Without adding significantly to the house's existing footprint, the addition angles toward the sun bringing light into the kitchen and living room. The new space extends toward the entry, providing storage for outdoor clothing and boots while serving as an interstitial space to deal with the previously problematic foot traffic. The second story reclaims un-utilized attic space, extending the floor plan to introduce an additional bathroom and walk-in closet.
The entryway closet and non-load-bearing walls which previously separated the kitchen and the surrounding rooms are removed to open the existing main floor and enlarge new space. In the subtractive version, emphasis is given to the connection between the upper and main floors by cutting away part of the wall that currently hides the stair.

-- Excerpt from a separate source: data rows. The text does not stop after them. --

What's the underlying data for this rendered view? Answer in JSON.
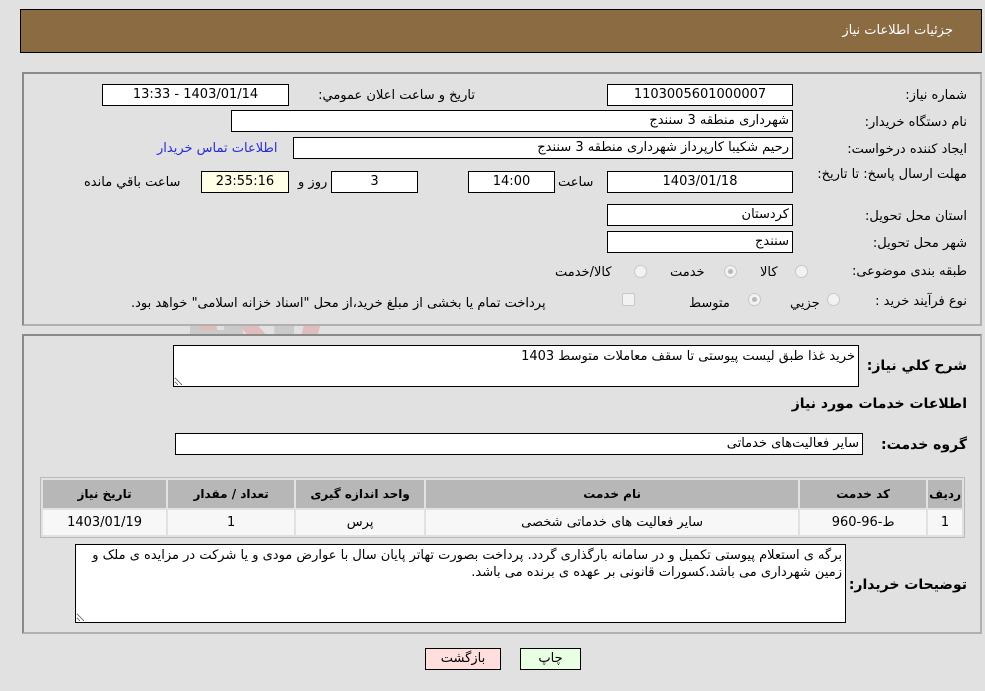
{
  "header": {
    "title": "جزئیات اطلاعات نیاز"
  },
  "details": {
    "need_number_label": "شماره نیاز:",
    "need_number": "1103005601000007",
    "announce_label": "تاریخ و ساعت اعلان عمومي:",
    "announce_value": "1403/01/14 - 13:33",
    "buyer_org_label": "نام دستگاه خريدار:",
    "buyer_org": "شهرداری منطقه 3 سنندج",
    "creator_label": "ایجاد کننده درخواست:",
    "creator": "رحیم شکیبا کارپرداز شهرداری منطقه 3 سنندج",
    "buyer_contact_link": "اطلاعات تماس خريدار",
    "deadline_label": "مهلت ارسال پاسخ: تا تاریخ:",
    "deadline_date": "1403/01/18",
    "time_label": "ساعت",
    "deadline_time": "14:00",
    "days_value": "3",
    "days_label": "روز و",
    "remaining_time": "23:55:16",
    "remaining_label": "ساعت باقي مانده",
    "province_label": "استان محل تحویل:",
    "province": "کردستان",
    "city_label": "شهر محل تحویل:",
    "city": "سنندج",
    "category_label": "طبقه بندی موضوعی:",
    "category_options": [
      {
        "label": "کالا",
        "selected": false
      },
      {
        "label": "خدمت",
        "selected": true
      },
      {
        "label": "کالا/خدمت",
        "selected": false
      }
    ],
    "process_label": "نوع فرآیند خرید :",
    "process_options": [
      {
        "label": "جزیي",
        "selected": false
      },
      {
        "label": "متوسط",
        "selected": true
      }
    ],
    "treasury_note": "پرداخت تمام یا بخشی از مبلغ خرید،از محل \"اسناد خزانه اسلامی\" خواهد بود.",
    "treasury_checked": false
  },
  "needs": {
    "summary_label": "شرح کلي نياز:",
    "summary": "خرید غذا طبق لیست پیوستی تا سقف معاملات متوسط 1403",
    "services_heading": "اطلاعات خدمات مورد نياز",
    "service_group_label": "گروه خدمت:",
    "service_group": "سایر فعالیت‌های خدماتی",
    "table": {
      "columns": [
        "رديف",
        "کد خدمت",
        "نام خدمت",
        "واحد اندازه گيری",
        "تعداد / مقدار",
        "تاريخ نياز"
      ],
      "rows": [
        [
          "1",
          "ط-96-960",
          "سایر فعالیت های خدماتی شخصی",
          "پرس",
          "1",
          "1403/01/19"
        ]
      ]
    },
    "buyer_notes_label": "توضيحات خريدار:",
    "buyer_notes": "برگه ی استعلام پیوستی تکمیل و در سامانه بارگذاری گردد. پرداخت بصورت تهاتر پایان سال با عوارض مودی و یا شرکت در مزایده ی ملک و زمین شهرداری می باشد.کسورات قانونی بر عهده ی برنده می باشد."
  },
  "buttons": {
    "print": "چاپ",
    "back": "بازگشت"
  },
  "watermark": {
    "text": "AriaTender.neT"
  }
}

In the additive version, a new stair is put on the central axis of the house in line with the entryway, and the old stair is turned into storage accessible from both floors.
This proposal for a transformable duplex provides two distinct livable divisions of the house, which would eventually allow for the expansion of a growing family or the addition of another resident, while initially providing live-work additional income for lower income residents. The two sides of the house can also be connected for shared use, and studies consider their aggregation into shared yards to introduce variation into a typical suburban housing condition.